BEGIN Data section

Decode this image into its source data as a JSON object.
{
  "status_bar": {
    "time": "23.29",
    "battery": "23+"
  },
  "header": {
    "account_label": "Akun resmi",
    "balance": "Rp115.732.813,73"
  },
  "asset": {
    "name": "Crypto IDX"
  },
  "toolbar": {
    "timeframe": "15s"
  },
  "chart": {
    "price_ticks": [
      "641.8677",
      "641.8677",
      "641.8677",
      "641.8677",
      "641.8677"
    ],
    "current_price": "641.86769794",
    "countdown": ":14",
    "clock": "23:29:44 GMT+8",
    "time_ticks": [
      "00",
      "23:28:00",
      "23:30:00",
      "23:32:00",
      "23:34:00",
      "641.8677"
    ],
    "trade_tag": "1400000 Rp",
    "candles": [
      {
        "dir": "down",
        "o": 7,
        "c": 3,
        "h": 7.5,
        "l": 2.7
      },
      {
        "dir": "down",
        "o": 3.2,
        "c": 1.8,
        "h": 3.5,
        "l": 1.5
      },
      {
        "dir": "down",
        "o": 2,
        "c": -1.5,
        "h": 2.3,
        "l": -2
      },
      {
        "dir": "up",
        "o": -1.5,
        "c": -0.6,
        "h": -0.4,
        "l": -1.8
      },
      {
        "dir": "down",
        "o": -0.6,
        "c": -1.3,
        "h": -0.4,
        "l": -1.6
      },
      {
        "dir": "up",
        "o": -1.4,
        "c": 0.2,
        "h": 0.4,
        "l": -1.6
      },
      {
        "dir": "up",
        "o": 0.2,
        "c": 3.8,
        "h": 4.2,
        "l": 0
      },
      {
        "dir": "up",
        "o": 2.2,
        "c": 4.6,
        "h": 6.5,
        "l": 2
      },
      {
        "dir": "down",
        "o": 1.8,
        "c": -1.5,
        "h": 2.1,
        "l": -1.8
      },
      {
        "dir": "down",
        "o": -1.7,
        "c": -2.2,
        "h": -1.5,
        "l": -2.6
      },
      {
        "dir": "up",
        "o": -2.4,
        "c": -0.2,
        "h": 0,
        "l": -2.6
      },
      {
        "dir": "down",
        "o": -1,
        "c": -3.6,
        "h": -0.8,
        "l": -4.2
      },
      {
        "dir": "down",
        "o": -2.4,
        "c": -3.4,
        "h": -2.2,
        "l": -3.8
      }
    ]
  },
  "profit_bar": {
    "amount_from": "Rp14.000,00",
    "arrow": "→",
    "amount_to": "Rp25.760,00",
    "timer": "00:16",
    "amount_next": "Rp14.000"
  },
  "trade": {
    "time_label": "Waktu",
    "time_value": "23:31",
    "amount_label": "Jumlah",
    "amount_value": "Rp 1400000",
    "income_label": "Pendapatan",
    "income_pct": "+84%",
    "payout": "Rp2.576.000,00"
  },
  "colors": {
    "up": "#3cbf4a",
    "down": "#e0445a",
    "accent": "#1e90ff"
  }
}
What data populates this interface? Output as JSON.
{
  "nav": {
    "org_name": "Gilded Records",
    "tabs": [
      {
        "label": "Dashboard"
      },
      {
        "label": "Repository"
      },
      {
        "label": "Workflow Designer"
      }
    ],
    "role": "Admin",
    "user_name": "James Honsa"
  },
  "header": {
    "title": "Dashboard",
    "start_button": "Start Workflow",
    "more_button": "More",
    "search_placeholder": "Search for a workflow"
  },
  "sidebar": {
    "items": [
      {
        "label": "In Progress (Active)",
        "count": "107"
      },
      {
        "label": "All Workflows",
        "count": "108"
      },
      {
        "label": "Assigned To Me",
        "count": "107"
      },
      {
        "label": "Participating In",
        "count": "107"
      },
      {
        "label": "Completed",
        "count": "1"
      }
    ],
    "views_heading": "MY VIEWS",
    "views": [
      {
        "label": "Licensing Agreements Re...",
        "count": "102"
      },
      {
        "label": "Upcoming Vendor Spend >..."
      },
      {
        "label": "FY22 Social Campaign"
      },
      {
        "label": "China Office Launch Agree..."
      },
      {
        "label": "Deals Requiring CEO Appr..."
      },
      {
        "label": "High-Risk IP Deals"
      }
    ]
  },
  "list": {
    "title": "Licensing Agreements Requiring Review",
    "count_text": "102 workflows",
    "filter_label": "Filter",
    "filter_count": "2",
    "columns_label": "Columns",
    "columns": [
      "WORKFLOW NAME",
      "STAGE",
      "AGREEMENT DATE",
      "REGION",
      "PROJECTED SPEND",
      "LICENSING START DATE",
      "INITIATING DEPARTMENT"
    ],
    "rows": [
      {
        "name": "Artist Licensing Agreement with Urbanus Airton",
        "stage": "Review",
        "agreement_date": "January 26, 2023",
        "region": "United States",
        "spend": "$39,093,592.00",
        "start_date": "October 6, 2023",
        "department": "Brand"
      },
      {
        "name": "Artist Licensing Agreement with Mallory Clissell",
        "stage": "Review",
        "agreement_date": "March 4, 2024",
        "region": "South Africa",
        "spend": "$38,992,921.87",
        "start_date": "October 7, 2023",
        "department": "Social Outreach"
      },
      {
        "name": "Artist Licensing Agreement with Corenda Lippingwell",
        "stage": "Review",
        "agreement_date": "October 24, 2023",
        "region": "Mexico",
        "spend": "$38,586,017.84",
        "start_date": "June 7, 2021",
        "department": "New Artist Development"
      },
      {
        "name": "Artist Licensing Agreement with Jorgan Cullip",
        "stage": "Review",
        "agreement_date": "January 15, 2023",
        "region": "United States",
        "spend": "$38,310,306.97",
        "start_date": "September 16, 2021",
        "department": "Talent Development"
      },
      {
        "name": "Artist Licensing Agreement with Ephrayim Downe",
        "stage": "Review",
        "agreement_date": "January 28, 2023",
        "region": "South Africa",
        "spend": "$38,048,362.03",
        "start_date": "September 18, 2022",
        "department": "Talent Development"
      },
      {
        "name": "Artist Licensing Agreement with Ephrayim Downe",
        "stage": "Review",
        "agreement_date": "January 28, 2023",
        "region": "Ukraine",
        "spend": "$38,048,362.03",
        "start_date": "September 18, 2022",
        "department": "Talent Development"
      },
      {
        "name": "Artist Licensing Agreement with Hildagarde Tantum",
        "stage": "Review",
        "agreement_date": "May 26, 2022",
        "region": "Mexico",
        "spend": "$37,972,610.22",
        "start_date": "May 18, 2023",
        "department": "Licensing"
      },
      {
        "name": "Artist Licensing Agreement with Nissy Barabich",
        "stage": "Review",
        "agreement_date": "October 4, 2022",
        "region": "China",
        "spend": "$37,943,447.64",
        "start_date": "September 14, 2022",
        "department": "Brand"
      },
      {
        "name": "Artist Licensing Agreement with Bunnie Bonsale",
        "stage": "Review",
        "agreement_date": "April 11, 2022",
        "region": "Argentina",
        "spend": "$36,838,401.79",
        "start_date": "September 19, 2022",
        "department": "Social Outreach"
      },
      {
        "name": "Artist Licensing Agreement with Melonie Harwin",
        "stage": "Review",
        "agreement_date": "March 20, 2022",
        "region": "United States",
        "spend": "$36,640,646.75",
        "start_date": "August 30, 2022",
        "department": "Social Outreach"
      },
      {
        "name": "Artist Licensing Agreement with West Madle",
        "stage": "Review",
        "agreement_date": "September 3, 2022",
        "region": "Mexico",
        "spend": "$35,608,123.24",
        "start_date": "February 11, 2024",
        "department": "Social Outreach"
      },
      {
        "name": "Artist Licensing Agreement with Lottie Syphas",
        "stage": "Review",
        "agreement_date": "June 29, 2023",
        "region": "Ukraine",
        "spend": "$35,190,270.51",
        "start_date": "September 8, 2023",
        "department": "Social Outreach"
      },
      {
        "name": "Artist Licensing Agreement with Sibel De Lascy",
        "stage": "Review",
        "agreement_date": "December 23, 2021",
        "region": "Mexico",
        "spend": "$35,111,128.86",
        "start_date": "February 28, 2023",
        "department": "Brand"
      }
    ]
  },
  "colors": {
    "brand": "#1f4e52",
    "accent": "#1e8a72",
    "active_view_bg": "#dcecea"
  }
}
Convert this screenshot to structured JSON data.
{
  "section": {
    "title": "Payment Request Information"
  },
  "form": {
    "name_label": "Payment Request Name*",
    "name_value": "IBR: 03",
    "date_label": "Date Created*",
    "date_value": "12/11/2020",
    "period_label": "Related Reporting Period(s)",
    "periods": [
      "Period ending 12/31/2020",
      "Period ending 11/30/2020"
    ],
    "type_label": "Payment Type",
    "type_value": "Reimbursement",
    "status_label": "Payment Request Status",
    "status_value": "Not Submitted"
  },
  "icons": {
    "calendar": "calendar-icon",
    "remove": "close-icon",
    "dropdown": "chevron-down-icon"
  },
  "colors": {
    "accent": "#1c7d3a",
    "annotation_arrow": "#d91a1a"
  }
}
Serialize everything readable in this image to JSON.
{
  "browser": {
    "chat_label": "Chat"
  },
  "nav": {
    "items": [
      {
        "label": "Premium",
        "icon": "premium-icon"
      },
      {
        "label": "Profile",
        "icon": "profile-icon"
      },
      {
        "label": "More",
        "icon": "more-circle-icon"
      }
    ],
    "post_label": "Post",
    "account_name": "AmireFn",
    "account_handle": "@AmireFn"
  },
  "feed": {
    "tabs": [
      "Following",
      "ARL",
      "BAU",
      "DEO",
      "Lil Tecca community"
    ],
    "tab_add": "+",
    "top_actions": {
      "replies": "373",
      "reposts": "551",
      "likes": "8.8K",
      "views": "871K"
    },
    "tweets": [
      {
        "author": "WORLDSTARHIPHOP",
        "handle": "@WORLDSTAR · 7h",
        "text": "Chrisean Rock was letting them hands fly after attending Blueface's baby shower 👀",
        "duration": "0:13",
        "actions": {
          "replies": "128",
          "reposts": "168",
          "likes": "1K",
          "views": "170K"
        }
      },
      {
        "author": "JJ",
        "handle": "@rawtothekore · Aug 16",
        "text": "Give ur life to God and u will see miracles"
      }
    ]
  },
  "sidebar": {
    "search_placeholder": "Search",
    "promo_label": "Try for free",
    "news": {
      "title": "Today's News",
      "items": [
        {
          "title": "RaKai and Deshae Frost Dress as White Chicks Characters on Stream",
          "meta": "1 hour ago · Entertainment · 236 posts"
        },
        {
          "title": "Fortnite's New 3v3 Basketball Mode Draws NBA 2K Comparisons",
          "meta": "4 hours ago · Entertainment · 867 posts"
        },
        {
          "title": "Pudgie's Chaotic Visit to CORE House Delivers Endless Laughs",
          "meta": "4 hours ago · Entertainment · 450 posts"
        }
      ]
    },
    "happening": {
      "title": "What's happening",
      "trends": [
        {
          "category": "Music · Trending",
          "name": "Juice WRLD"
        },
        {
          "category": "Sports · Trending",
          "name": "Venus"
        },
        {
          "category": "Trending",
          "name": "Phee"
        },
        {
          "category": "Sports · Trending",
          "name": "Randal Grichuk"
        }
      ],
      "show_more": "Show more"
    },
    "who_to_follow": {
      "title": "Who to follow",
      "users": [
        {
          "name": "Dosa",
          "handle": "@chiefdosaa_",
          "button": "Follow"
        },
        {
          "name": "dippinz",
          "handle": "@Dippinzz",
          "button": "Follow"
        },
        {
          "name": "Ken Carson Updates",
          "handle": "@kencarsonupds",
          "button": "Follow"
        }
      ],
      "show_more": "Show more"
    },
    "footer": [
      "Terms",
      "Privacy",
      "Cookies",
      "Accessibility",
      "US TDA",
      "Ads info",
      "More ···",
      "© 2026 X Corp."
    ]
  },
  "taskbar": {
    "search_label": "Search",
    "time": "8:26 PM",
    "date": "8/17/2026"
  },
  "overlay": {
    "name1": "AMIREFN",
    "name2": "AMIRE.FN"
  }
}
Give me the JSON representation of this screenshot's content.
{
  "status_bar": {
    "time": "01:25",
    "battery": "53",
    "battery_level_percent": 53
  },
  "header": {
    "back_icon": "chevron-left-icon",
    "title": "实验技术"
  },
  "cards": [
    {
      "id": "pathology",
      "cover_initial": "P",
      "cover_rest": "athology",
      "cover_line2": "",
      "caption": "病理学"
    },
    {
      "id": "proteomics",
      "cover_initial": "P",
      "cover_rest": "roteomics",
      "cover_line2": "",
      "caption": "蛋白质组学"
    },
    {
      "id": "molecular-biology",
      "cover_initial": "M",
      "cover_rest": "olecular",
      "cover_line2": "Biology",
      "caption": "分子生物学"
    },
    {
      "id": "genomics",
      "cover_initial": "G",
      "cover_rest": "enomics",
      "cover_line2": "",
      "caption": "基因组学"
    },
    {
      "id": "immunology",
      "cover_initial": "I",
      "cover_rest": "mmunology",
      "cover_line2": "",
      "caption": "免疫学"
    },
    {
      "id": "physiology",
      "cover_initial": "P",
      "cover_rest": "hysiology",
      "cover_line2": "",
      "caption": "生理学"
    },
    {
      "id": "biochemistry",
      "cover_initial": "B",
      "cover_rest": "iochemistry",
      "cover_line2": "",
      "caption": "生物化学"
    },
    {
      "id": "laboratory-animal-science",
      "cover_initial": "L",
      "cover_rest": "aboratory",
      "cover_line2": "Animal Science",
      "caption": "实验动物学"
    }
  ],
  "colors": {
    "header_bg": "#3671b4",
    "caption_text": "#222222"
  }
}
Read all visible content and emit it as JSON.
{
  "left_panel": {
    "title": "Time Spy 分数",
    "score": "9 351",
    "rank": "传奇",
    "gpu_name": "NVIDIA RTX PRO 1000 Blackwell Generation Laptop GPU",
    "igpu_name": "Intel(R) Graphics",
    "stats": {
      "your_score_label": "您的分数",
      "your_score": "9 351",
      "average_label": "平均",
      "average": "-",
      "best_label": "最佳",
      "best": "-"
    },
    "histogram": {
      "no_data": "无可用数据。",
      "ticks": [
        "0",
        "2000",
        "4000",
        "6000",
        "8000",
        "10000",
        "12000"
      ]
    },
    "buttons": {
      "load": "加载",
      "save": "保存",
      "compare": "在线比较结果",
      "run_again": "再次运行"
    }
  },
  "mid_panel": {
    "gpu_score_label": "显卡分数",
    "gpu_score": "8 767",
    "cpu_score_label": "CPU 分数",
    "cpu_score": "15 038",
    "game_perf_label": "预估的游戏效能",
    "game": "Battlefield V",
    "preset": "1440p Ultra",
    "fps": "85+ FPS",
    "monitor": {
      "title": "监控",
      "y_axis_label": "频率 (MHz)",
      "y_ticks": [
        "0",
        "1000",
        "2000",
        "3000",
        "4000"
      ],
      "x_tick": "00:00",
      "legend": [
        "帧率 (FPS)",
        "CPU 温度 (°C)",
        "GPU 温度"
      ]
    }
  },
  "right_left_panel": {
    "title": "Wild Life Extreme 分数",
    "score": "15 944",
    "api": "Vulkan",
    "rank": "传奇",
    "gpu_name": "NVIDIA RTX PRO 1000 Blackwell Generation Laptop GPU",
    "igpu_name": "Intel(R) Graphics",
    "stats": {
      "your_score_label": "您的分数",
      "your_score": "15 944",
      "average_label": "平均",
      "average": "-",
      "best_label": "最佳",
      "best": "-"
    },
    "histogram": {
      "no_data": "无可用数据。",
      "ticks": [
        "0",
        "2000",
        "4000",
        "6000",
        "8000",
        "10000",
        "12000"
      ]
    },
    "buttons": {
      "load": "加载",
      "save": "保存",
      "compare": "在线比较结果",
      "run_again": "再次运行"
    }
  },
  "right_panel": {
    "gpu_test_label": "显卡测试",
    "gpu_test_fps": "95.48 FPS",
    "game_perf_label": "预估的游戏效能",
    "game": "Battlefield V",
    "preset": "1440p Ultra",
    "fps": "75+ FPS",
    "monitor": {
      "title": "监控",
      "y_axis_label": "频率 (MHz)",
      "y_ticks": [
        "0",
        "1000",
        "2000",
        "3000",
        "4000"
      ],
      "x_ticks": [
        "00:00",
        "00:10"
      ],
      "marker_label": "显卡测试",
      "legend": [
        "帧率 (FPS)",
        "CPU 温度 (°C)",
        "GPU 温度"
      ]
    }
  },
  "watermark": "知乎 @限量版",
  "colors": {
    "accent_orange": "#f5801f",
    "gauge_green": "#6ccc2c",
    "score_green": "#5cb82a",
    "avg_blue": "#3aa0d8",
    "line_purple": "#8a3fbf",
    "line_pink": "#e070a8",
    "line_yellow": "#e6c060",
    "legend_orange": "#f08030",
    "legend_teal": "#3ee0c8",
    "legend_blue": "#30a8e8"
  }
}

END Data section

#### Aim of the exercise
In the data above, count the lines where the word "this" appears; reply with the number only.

#### Exercise answer
5